=== Brief ===
Report every line of the records beneath this task that holds the string "Labels".

=== Given records ===
---
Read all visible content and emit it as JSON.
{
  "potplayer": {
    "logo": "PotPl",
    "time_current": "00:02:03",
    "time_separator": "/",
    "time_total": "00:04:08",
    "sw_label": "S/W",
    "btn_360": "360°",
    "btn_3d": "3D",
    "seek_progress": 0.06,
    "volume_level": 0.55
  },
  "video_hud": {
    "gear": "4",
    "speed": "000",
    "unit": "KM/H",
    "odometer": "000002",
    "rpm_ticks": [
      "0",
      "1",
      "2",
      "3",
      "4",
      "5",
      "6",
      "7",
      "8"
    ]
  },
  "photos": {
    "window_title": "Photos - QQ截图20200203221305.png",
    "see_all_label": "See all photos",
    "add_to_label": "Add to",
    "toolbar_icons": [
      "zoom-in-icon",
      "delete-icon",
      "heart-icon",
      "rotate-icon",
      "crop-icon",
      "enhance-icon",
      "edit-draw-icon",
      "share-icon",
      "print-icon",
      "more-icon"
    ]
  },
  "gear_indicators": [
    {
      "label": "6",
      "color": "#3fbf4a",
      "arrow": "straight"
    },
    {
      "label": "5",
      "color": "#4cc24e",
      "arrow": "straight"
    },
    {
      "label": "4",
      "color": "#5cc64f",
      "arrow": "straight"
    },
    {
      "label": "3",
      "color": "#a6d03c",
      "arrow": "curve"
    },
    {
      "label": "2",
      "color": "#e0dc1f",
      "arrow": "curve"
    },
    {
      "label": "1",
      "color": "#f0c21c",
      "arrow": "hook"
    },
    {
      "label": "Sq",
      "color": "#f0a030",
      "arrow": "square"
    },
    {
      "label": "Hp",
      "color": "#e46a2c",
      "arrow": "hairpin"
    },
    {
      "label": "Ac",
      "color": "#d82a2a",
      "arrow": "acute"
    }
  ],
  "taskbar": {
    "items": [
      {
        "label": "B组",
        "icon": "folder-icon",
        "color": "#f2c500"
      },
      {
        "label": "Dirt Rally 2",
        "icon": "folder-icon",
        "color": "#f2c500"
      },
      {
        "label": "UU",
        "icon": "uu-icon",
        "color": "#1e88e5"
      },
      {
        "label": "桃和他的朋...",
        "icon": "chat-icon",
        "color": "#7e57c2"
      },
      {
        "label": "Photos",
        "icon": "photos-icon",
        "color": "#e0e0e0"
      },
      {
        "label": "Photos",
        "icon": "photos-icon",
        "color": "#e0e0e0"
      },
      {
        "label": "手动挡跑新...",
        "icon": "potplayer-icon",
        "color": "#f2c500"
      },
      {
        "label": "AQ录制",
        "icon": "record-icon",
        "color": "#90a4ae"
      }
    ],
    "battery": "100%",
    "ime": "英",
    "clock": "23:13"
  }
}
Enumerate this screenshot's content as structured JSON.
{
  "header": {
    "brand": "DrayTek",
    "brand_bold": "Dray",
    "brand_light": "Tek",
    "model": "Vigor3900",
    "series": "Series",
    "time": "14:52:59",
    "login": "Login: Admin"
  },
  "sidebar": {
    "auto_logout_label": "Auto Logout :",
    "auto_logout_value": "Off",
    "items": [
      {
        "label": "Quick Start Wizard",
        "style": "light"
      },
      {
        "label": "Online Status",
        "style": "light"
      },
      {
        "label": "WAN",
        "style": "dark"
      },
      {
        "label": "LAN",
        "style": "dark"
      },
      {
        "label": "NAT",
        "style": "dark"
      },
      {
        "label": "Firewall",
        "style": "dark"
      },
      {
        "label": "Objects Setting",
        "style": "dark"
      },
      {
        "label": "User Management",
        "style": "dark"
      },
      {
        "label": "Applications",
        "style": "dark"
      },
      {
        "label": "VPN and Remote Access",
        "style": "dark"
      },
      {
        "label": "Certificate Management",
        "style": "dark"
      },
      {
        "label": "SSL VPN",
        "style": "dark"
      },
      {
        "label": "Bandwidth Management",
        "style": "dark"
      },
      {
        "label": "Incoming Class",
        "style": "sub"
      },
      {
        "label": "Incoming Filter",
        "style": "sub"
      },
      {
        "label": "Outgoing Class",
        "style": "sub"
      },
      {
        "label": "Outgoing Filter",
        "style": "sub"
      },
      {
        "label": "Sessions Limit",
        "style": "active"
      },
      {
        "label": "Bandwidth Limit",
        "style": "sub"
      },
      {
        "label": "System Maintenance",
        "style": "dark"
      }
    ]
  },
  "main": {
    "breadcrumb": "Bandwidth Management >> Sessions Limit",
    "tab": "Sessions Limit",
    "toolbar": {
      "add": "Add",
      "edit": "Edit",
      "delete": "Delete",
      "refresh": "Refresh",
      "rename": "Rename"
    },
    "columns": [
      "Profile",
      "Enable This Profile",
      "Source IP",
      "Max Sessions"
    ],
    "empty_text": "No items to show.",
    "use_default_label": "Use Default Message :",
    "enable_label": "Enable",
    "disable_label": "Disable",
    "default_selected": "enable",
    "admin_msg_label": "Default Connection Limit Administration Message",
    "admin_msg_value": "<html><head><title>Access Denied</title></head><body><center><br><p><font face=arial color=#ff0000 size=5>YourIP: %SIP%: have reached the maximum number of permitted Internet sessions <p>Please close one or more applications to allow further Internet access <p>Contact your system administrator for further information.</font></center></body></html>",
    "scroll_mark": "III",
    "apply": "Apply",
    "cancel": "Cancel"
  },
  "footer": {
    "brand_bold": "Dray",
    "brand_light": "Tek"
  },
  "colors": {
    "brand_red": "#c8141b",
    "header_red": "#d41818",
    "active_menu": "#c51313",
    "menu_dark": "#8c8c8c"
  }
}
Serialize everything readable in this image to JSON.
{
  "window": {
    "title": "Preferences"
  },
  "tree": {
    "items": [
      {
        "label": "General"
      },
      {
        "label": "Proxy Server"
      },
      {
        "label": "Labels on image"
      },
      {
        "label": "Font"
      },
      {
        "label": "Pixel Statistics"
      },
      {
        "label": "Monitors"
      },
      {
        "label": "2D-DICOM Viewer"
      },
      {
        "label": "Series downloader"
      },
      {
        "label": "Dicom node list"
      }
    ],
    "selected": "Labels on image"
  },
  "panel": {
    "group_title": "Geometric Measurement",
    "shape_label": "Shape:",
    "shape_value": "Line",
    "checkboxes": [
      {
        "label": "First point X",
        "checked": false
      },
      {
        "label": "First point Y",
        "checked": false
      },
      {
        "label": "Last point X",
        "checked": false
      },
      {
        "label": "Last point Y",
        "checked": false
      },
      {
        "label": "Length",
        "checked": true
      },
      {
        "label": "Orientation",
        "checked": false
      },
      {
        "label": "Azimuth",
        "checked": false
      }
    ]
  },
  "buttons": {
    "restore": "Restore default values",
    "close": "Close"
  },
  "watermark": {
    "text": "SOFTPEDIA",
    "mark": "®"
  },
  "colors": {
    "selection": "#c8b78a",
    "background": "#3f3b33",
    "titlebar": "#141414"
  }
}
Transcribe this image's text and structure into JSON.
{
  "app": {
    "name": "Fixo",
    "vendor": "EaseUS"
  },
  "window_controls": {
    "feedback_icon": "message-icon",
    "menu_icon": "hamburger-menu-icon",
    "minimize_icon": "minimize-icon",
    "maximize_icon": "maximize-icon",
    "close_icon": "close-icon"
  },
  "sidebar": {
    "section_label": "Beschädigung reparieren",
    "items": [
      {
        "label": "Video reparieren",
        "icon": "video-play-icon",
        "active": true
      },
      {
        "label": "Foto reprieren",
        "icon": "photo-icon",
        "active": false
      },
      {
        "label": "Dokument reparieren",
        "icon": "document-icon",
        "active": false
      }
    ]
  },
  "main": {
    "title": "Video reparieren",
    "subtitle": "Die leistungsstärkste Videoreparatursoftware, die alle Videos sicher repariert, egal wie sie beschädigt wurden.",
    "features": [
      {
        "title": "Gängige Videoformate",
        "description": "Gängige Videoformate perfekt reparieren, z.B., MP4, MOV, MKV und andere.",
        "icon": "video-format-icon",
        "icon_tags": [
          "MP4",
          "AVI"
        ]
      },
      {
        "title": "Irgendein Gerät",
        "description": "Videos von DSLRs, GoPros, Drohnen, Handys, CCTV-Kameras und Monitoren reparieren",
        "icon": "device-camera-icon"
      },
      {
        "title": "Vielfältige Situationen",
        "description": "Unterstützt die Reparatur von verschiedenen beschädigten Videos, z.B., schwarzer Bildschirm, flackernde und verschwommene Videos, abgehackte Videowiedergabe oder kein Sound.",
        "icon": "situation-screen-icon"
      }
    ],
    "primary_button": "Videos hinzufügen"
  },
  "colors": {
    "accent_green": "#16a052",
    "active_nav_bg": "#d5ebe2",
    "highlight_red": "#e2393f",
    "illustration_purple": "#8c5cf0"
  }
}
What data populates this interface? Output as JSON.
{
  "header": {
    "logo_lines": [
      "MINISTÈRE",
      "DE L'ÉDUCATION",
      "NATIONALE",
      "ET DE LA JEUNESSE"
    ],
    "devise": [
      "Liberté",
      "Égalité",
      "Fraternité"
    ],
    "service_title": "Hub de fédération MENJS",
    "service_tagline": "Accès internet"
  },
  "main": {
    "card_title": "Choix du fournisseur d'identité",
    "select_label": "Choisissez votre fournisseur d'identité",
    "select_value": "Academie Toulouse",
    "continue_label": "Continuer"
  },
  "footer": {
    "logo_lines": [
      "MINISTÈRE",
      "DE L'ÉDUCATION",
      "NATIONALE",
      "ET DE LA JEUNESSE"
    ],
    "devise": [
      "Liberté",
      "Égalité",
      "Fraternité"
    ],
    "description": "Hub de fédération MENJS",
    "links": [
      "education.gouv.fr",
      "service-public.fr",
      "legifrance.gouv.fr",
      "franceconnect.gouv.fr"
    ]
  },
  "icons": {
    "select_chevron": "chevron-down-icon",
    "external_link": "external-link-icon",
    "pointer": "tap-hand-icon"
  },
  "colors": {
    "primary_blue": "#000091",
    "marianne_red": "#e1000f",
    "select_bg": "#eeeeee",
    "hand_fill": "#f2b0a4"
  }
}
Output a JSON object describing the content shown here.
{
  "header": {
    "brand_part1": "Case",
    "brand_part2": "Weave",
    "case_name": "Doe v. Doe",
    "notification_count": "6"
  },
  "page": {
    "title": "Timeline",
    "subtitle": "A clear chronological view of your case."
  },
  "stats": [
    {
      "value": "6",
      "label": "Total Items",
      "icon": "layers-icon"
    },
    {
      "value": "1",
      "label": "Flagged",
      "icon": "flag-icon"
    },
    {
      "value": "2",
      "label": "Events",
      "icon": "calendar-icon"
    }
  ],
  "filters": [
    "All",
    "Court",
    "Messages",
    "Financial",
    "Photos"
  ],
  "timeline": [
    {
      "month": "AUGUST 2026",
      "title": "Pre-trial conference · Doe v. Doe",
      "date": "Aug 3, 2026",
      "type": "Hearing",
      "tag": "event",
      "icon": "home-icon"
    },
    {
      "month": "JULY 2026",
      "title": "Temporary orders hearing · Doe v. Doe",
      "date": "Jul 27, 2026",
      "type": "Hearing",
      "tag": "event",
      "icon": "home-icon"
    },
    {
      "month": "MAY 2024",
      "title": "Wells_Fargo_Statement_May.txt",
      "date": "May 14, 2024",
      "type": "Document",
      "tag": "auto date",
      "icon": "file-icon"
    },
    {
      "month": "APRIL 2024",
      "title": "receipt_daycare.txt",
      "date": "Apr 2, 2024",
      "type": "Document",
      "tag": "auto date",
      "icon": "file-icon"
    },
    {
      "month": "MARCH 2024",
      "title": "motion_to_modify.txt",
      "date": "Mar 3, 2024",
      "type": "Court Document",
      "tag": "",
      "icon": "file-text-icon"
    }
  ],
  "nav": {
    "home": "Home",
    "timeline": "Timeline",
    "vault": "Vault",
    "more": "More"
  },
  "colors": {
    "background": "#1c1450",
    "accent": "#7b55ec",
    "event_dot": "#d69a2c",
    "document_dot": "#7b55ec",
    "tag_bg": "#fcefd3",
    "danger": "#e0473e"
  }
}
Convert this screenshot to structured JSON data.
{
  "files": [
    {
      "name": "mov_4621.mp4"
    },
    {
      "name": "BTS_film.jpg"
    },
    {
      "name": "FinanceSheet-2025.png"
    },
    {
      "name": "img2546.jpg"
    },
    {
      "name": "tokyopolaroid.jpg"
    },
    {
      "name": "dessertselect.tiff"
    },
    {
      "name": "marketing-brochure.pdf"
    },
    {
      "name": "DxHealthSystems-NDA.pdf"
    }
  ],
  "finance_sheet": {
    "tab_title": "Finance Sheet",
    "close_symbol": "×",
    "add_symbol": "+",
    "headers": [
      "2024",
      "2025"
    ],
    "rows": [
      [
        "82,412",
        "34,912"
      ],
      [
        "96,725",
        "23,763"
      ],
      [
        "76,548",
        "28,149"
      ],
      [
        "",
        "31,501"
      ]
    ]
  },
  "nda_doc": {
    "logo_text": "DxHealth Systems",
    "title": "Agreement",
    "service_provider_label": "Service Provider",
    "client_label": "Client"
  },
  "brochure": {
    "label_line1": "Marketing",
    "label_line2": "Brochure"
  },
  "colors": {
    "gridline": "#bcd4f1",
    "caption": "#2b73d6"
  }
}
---
=== Exercise solution ===
        "label": "Labels on image"
    "selected": "Labels on image"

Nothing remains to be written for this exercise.